Elward was not the first doctor to notice problems. A Baxter spokeswoman said the company had begun investigating after other physicians notified it of problems in late December. Some dialysis centers had notified equipment makers, thinking it was a problem with contaminated dialysis machines. Yet Elward was the first to tell federal authorities.
That warning launched CDC scientists on a hasty search to see if the side effects were widespread. The government scientists posted a notice on relevant Internet sites and issued public health advisories. Within two days, physicians, dialysis centers and dialysis supply companies had flooded the CDC with reports of 50 similar reactions among adult dialysis patients in six states.
"We were already very concerned about it, but that made us more concerned," said Dr. Priti Patel of the CDC, which is trying to determine if there's still a problem after the Baxter products have been withdrawn.
Elward's high school teacher recalled that she took every biology and chemistry class available, but Elward said she settled on a career in medicine while attending Loyola College in Baltimore. Her interest was stoked, she recalled, by working weekends at Maryland Shock Trauma Center's intensive care unit.
She didn't gravitate to the field's sleuthing side, she said, until she interned from 1988 to 1990 at a laboratory at the Johns Hopkins University studying the origins of HIV infections. In 1994, she graduated from the University of Maryland School of Medicine.

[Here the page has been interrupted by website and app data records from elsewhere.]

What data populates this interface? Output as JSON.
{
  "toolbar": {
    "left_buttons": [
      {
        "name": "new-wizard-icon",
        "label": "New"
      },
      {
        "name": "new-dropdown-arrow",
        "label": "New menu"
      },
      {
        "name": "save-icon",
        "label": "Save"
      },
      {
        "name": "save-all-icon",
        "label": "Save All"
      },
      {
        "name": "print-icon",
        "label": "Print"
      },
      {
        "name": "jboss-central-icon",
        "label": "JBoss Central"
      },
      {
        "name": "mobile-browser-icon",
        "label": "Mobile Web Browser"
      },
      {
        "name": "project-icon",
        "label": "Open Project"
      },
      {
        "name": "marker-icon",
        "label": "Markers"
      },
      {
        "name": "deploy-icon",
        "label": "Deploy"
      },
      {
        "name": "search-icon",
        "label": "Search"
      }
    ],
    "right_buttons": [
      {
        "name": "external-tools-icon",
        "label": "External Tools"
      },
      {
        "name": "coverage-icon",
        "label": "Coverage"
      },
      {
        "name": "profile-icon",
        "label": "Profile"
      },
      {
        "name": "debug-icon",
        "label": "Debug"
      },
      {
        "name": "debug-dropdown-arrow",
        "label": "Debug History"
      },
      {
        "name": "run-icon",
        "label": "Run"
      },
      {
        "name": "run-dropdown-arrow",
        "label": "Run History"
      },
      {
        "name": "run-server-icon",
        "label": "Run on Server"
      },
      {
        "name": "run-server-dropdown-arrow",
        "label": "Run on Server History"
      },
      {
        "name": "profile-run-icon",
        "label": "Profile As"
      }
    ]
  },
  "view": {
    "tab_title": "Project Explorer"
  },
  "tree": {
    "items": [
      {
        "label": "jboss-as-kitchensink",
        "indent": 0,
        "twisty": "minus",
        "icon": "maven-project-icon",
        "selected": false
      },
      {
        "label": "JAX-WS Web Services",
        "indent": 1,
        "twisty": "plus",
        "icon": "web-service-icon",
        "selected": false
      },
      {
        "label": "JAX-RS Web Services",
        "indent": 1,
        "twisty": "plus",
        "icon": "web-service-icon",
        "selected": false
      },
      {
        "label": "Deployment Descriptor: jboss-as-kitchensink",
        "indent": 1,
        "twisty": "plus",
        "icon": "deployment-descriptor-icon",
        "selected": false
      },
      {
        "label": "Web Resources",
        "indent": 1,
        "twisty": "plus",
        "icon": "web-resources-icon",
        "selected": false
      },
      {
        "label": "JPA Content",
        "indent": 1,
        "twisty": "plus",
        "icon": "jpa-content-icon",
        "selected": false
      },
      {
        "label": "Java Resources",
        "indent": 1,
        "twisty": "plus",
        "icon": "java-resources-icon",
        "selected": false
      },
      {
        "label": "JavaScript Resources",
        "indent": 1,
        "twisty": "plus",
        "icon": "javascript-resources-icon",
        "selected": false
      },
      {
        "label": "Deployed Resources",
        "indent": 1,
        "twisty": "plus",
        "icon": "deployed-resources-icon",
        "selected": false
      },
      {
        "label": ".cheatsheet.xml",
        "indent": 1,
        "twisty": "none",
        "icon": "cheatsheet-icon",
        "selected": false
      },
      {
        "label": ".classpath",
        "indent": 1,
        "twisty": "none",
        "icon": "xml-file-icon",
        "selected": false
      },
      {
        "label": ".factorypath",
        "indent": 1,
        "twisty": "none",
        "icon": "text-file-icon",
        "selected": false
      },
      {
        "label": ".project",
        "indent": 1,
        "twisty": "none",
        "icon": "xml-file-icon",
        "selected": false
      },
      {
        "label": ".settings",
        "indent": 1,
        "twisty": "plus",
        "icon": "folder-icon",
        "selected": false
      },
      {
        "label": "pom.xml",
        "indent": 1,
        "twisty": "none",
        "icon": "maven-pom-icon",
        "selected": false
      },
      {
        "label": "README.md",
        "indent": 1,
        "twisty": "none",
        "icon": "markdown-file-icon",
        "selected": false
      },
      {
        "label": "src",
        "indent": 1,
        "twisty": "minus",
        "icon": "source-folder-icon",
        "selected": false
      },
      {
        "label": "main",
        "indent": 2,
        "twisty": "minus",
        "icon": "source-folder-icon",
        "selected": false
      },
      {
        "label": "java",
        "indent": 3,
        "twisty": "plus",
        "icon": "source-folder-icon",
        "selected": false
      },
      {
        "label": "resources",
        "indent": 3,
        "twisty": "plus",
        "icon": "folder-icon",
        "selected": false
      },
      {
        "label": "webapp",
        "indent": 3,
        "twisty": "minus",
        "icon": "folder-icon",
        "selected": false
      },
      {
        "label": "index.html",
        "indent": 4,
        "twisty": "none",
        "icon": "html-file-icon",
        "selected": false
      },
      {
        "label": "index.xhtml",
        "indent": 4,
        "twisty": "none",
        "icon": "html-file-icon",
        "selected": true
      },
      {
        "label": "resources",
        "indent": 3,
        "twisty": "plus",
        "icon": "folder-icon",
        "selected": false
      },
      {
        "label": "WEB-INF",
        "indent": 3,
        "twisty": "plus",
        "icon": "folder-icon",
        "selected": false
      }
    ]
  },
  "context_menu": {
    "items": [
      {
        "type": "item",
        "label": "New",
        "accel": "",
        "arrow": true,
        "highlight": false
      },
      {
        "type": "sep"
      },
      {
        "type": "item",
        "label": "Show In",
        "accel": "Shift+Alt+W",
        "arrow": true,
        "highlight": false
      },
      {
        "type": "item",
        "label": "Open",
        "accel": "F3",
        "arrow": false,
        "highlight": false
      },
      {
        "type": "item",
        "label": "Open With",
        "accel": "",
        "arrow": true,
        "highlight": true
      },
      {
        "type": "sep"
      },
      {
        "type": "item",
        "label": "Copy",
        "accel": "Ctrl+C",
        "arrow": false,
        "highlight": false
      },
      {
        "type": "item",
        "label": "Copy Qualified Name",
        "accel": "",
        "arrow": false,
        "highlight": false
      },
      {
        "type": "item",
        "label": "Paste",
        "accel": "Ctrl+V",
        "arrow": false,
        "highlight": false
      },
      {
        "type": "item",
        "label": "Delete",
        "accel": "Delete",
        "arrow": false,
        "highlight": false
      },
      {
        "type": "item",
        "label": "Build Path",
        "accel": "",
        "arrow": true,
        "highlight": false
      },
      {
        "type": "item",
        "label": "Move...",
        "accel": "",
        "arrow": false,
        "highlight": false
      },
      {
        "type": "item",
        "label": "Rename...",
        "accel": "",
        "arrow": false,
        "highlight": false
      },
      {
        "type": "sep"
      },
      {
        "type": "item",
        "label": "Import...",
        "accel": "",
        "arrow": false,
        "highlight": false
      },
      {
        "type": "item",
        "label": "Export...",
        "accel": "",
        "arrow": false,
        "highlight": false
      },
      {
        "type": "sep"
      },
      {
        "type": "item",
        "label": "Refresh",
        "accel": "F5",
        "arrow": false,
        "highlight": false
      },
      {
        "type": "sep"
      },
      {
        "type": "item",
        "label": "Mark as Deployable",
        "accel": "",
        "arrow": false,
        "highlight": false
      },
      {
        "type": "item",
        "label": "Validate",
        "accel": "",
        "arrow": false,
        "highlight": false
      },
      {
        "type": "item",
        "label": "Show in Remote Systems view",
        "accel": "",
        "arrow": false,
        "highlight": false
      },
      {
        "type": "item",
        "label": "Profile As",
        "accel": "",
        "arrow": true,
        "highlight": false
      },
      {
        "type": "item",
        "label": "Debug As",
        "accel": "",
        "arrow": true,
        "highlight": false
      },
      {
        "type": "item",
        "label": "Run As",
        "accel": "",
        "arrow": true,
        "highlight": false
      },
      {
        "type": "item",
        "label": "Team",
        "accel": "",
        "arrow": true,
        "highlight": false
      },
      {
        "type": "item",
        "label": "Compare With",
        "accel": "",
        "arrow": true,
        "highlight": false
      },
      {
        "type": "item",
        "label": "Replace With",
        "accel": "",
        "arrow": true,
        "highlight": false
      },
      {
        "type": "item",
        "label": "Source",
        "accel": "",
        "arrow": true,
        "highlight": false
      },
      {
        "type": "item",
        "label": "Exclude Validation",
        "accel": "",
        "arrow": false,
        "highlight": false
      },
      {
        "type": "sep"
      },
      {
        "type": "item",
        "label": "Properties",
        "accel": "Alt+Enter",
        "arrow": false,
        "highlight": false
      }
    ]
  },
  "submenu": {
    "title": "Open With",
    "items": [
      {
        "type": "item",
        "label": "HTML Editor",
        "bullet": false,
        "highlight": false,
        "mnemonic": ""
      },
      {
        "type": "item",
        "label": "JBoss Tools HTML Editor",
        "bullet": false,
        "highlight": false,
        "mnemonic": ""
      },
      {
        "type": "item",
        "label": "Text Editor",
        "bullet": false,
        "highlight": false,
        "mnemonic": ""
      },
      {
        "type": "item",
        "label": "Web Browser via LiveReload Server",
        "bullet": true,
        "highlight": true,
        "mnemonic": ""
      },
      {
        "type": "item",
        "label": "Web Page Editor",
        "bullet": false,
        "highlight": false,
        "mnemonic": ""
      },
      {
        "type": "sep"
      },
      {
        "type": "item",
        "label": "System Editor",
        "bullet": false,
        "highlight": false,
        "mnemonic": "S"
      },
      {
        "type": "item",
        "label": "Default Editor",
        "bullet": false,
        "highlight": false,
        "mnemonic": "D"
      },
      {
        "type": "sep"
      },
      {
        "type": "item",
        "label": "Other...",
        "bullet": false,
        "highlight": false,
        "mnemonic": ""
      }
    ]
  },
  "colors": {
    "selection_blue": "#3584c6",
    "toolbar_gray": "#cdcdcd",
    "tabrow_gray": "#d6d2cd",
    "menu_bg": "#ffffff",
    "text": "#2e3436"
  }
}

"It was apparent very early on that Alexis was headed for bigger things. She is clearly very bright and showed the kind of attention to experimental detail that is the mark of a good scientist," Dr. Richard Markham, the Hopkins lab director, wrote in an e-mail.